**WHAT IS NEEDED**
The answer must be an exact copy of every entry, with no pictures in it.

**INPUT MATERIAL**
# # #

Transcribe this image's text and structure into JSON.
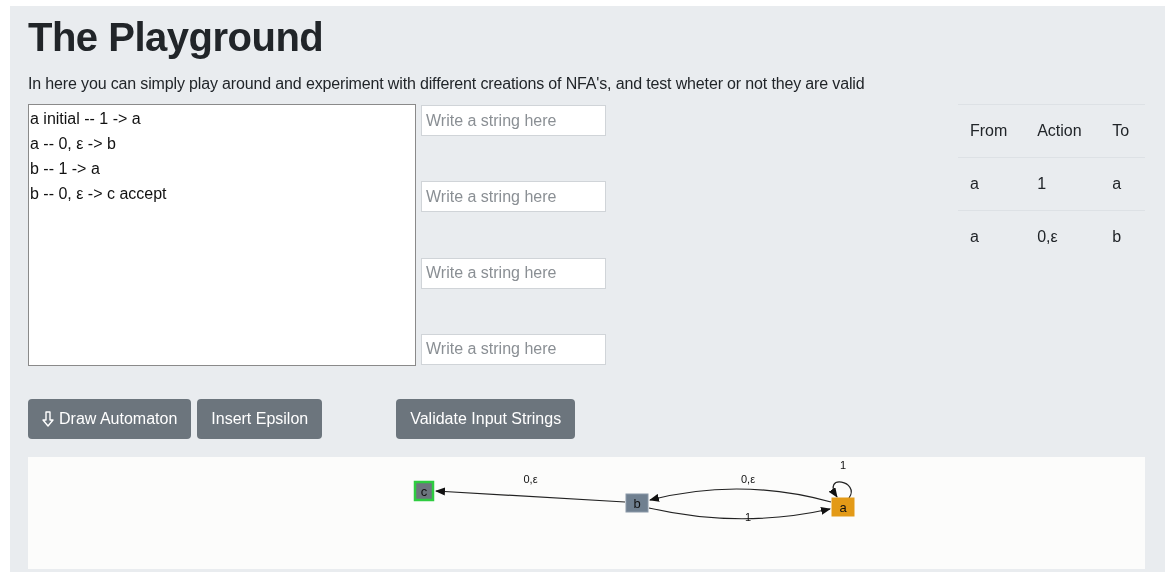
{
  "title": "The Playground",
  "description": "In here you can simply play around and experiment with different creations of NFA's, and test wheter or not they are valid",
  "editor": {
    "lines": [
      "a initial -- 1 -> a",
      "a -- 0, ε -> b",
      "b -- 1 -> a",
      "b -- 0, ε -> c accept"
    ]
  },
  "string_inputs": [
    {
      "placeholder": "Write a string here"
    },
    {
      "placeholder": "Write a string here"
    },
    {
      "placeholder": "Write a string here"
    },
    {
      "placeholder": "Write a string here"
    }
  ],
  "buttons": [
    {
      "label": "Draw Automaton",
      "kind": "draw"
    },
    {
      "label": "Insert Epsilon",
      "kind": "plain"
    },
    {
      "label": "Validate Input Strings",
      "kind": "validate"
    }
  ],
  "transitions": {
    "columns": [
      "From",
      "Action",
      "To"
    ],
    "rows": [
      [
        "a",
        "1",
        "a"
      ],
      [
        "a",
        "0,ε",
        "b"
      ]
    ]
  },
  "graph": {
    "nodes": [
      {
        "label": "c",
        "kind": "accept"
      },
      {
        "label": "b",
        "kind": "normal"
      },
      {
        "label": "a",
        "kind": "current"
      }
    ],
    "edges": [
      {
        "label": "0,ε",
        "kind": "straight"
      },
      {
        "label": "0,ε",
        "kind": "arc-up"
      },
      {
        "label": "1",
        "kind": "arc-down"
      },
      {
        "label": "1",
        "kind": "loop"
      }
    ]
  }
}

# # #

**WRITTEN ANSWER**
Transcribe this image's text and structure into JSON.
{
  "title": "The Playground",
  "description": "In here you can simply play around and experiment with different creations of NFA's, and test wheter or not they are valid",
  "editor": {
    "lines": [
      "a initial -- 1 -> a",
      "a -- 0, ε -> b",
      "b -- 1 -> a",
      "b -- 0, ε -> c accept"
    ]
  },
  "string_inputs": [
    {
      "placeholder": "Write a string here"
    },
    {
      "placeholder": "Write a string here"
    },
    {
      "placeholder": "Write a string here"
    },
    {
      "placeholder": "Write a string here"
    }
  ],
  "buttons": [
    {
      "label": "Draw Automaton",
      "kind": "draw"
    },
    {
      "label": "Insert Epsilon",
      "kind": "plain"
    },
    {
      "label": "Validate Input Strings",
      "kind": "validate"
    }
  ],
  "transitions": {
    "columns": [
      "From",
      "Action",
      "To"
    ],
    "rows": [
      [
        "a",
        "1",
        "a"
      ],
      [
        "a",
        "0,ε",
        "b"
      ]
    ]
  },
  "graph": {
    "nodes": [
      {
        "label": "c",
        "kind": "accept"
      },
      {
        "label": "b",
        "kind": "normal"
      },
      {
        "label": "a",
        "kind": "current"
      }
    ],
    "edges": [
      {
        "label": "0,ε",
        "kind": "straight"
      },
      {
        "label": "0,ε",
        "kind": "arc-up"
      },
      {
        "label": "1",
        "kind": "arc-down"
      },
      {
        "label": "1",
        "kind": "loop"
      }
    ]
  }
}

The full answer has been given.